So over the last week, a few of us on the Mt. Elbert crew have been pulling out stumps, stump by stump. This probably isn’t a task that many folks think about while hiking these trails, but one that we don’t overlook. The stump removal process is just one of many of the diverse number of tasks going into this first year of construction on the new South Elbert trail that CFI has the pleasure to be implementing.
While in the alpine (above treeline), there are of course no stumps. This is typically where CFI performs most of our work. However, many of Colorado’s 14er trails start well below this in the subalpine or montane forests. In the case of the new South Elbert trail reroute, the lower section gently weaves through a breathtaking aspen grove, then mixed conifer forest, before patiently winding through the krumholtz on its way to the alpine. It’s in this aspen grove that we have been coming across these stumps, a lot of them. Before the stumps, came trees. We felled these trees of course to get our stumps.
We have been fortunate enough to have the help of a grip hoist to assist us in pulling out stumps. While our grip hoist has the capability of pulling 2,000 pounds of weight, this isn’t typically strong enough to pull out most of these stumps by itself. The rhizomatous root systems of aspens connecting each other (an entire aspen grove can share the same root system, meaning an entire grove can be one organism!) allow for a lot of lateral root structure. So before attempting to remove a stump with our grip hoist and rigging equipment, we have to dig out at least part of the stump to chop out some of the immensely strong roots branching outwards (think octopus). This is also to not buckle up more soil than absolutely necessary, our goal is to create as small as a stump hole as possible, thus impacting as little terrain and vegetation as possible.
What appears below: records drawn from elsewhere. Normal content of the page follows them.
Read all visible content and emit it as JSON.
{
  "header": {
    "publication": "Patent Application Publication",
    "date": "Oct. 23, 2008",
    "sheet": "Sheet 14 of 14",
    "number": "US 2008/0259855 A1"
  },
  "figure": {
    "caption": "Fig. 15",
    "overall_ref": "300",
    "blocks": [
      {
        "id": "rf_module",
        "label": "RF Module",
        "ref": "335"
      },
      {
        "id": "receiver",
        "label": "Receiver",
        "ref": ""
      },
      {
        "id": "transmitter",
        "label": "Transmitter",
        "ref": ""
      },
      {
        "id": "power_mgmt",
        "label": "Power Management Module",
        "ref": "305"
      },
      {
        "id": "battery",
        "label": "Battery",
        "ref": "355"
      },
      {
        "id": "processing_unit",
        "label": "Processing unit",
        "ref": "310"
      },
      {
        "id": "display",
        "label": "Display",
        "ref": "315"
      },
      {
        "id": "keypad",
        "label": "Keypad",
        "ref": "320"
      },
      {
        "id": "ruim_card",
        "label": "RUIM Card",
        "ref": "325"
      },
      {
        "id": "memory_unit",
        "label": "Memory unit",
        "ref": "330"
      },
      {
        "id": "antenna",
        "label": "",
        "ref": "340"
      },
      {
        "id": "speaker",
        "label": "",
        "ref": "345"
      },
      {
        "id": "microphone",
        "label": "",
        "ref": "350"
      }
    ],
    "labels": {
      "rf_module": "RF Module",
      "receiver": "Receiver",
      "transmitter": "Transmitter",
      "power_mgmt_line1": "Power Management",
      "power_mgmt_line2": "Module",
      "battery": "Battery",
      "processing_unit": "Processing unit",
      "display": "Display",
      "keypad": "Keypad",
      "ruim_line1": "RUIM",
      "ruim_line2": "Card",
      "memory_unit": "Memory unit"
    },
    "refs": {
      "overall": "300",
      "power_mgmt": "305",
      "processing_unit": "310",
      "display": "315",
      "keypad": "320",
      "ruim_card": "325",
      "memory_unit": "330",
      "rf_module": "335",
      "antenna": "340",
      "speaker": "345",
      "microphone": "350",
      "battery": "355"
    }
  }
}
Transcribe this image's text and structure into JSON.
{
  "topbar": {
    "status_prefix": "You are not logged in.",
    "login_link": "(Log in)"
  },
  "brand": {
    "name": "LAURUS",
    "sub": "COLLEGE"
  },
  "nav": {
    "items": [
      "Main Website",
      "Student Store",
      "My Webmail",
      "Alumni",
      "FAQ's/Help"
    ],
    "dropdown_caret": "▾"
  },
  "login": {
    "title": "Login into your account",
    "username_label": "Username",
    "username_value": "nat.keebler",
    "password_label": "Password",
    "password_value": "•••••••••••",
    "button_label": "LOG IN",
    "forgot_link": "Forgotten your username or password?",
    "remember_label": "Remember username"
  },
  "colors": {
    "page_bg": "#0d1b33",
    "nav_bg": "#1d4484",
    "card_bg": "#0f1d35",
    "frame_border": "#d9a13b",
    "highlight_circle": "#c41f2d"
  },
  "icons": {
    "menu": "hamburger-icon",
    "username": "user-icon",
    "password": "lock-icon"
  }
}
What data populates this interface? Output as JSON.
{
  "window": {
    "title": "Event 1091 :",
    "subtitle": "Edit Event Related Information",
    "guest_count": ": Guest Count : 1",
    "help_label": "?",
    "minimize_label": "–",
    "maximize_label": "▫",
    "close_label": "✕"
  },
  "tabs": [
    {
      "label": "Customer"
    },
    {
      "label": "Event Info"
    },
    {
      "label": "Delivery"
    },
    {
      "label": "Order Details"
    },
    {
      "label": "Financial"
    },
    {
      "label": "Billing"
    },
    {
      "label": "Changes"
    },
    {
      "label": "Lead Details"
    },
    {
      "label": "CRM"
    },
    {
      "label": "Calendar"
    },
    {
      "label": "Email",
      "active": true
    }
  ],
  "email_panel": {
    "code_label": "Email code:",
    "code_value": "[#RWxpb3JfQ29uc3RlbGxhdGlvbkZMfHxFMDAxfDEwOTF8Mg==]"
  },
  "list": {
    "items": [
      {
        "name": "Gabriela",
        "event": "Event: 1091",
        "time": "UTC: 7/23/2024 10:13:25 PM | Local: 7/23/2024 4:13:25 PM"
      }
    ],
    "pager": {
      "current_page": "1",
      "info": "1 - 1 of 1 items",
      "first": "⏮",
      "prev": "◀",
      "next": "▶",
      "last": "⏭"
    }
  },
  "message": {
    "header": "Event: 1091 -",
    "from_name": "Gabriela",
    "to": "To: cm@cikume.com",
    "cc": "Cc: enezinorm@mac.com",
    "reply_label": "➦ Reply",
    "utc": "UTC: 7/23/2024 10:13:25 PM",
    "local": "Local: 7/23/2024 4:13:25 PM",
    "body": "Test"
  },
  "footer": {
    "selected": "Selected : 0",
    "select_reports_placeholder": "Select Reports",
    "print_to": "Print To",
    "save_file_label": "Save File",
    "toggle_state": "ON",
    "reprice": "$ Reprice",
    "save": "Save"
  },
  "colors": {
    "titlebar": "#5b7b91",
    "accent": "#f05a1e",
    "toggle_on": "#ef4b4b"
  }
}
All stump holes are filled in with mineral dirt (harvested nearby from cutting new tread) and all evidence disappears under the new trail.